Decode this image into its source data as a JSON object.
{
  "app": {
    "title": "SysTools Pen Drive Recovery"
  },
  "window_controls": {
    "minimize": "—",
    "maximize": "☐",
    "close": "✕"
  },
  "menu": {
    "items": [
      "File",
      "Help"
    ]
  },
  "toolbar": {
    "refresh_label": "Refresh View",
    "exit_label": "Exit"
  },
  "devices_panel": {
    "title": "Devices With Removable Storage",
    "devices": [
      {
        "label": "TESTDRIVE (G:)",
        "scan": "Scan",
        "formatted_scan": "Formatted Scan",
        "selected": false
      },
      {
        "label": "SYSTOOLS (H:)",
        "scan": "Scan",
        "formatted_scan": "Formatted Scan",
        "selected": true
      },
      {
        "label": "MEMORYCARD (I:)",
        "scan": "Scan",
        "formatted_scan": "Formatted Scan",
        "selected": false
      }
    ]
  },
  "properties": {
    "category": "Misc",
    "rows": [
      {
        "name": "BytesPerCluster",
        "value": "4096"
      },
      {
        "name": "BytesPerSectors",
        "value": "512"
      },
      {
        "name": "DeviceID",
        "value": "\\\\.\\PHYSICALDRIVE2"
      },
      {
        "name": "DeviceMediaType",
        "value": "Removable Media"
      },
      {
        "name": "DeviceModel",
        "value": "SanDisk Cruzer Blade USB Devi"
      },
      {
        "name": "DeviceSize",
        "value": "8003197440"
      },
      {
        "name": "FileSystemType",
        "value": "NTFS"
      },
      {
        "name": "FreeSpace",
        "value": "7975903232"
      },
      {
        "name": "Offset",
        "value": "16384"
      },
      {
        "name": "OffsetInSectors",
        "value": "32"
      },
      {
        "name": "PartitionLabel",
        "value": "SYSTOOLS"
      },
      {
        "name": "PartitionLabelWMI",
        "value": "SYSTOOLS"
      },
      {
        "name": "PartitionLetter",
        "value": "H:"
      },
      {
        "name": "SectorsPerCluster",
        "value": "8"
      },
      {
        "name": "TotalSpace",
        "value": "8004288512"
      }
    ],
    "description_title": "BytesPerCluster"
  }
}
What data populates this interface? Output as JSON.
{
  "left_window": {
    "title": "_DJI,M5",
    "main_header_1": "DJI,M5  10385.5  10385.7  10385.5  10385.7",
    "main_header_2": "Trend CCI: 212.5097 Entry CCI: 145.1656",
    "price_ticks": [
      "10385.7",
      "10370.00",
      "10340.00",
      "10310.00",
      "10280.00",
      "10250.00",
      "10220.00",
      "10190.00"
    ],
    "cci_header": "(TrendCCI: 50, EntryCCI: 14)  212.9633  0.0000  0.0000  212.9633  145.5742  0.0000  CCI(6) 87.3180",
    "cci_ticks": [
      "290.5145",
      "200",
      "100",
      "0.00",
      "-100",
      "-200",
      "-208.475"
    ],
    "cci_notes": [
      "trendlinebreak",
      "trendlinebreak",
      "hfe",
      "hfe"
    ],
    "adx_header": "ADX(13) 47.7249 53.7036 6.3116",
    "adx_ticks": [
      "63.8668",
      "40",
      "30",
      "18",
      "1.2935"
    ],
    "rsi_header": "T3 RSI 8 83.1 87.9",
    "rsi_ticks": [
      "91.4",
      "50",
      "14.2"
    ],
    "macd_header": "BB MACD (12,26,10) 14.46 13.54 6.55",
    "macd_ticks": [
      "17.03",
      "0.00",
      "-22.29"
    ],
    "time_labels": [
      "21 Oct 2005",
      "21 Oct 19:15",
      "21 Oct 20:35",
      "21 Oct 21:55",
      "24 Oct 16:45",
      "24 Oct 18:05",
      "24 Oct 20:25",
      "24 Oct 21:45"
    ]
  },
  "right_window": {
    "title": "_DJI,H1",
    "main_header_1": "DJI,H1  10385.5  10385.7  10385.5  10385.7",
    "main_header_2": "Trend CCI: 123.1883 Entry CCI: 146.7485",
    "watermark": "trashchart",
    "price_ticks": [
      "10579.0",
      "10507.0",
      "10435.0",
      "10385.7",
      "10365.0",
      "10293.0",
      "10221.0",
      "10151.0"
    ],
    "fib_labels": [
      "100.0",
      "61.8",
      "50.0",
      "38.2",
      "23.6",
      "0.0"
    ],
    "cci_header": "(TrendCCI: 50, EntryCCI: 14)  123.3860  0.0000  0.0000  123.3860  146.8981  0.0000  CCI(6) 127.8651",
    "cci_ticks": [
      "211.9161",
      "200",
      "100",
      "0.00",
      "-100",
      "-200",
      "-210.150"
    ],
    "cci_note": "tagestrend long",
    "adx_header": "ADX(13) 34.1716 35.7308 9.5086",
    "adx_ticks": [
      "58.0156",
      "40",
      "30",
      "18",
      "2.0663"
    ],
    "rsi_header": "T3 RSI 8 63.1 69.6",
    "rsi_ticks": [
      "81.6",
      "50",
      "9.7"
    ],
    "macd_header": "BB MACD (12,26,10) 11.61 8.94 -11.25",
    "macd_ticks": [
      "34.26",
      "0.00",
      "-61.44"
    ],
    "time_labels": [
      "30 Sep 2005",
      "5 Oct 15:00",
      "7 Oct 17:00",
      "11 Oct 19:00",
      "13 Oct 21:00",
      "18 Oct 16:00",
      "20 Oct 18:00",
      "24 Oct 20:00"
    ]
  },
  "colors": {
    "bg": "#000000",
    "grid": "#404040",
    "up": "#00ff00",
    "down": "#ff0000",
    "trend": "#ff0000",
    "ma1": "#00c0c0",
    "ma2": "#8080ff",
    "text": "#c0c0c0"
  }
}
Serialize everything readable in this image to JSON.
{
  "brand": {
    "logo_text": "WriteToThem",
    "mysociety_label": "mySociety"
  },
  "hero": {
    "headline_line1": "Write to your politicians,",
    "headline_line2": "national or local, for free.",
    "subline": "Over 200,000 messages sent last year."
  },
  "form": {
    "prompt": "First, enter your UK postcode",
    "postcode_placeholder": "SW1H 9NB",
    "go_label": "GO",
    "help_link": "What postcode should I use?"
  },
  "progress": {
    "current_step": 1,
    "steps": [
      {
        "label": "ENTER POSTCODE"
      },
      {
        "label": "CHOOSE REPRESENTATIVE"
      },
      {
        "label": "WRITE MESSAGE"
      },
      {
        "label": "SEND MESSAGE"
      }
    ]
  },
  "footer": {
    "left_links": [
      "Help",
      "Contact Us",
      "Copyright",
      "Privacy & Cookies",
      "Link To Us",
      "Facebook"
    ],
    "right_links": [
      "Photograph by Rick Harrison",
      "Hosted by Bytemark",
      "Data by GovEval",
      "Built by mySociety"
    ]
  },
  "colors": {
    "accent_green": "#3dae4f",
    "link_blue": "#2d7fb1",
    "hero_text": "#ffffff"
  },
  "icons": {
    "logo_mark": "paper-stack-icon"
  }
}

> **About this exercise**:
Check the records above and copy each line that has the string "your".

> **Reply to the task**:
    "headline_line1": "Write to your politicians,",
    "prompt": "First, enter your UK postcode",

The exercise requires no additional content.